▶ SOURCE RECORDS
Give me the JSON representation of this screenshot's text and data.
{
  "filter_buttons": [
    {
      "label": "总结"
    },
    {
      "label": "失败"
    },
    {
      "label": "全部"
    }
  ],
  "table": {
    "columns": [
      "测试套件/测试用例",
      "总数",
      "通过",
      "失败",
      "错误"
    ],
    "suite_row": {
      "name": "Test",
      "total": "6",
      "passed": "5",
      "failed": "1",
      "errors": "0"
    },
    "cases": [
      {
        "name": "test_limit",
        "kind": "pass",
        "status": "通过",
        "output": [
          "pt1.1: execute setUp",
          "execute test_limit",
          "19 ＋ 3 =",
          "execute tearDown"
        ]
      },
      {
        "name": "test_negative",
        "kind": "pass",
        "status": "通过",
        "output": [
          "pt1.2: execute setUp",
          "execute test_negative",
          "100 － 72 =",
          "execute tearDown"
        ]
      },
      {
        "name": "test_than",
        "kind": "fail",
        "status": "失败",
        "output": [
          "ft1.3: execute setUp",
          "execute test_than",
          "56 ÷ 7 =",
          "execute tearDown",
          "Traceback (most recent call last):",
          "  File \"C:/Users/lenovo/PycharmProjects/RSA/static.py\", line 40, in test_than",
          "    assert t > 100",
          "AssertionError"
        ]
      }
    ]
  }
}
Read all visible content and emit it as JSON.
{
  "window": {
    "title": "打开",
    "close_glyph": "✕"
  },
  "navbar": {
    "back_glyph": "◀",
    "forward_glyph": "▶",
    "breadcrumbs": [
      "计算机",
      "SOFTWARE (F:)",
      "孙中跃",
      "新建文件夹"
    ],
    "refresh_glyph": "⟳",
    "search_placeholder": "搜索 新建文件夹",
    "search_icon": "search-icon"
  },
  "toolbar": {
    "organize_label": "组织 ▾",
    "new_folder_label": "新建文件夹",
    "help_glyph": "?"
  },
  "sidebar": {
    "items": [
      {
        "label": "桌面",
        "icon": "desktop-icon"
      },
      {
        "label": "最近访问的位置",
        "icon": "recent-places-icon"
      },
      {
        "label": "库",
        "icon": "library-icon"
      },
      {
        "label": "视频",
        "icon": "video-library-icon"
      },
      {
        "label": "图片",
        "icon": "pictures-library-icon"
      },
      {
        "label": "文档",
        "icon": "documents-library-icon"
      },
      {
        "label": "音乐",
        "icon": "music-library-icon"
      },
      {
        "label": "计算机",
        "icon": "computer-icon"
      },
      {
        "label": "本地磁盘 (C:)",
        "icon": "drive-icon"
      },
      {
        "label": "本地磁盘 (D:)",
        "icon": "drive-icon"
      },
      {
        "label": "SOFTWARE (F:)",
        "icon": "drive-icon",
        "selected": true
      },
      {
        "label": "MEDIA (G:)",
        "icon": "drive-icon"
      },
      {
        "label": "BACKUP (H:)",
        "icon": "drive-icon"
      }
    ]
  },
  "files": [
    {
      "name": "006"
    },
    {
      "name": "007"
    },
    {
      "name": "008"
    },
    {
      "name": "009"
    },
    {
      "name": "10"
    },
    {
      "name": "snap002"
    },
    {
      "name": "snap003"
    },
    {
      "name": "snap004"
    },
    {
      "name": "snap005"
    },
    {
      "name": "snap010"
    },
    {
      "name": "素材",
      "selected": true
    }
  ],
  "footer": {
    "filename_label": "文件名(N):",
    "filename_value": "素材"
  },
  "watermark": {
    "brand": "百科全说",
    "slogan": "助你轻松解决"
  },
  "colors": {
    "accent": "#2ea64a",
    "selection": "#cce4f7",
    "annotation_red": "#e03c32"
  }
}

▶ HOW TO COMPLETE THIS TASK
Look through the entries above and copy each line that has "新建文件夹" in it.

▶ OUTPUT FOR THIS TASK
      "新建文件夹"
    "search_placeholder": "搜索 新建文件夹",
    "new_folder_label": "新建文件夹",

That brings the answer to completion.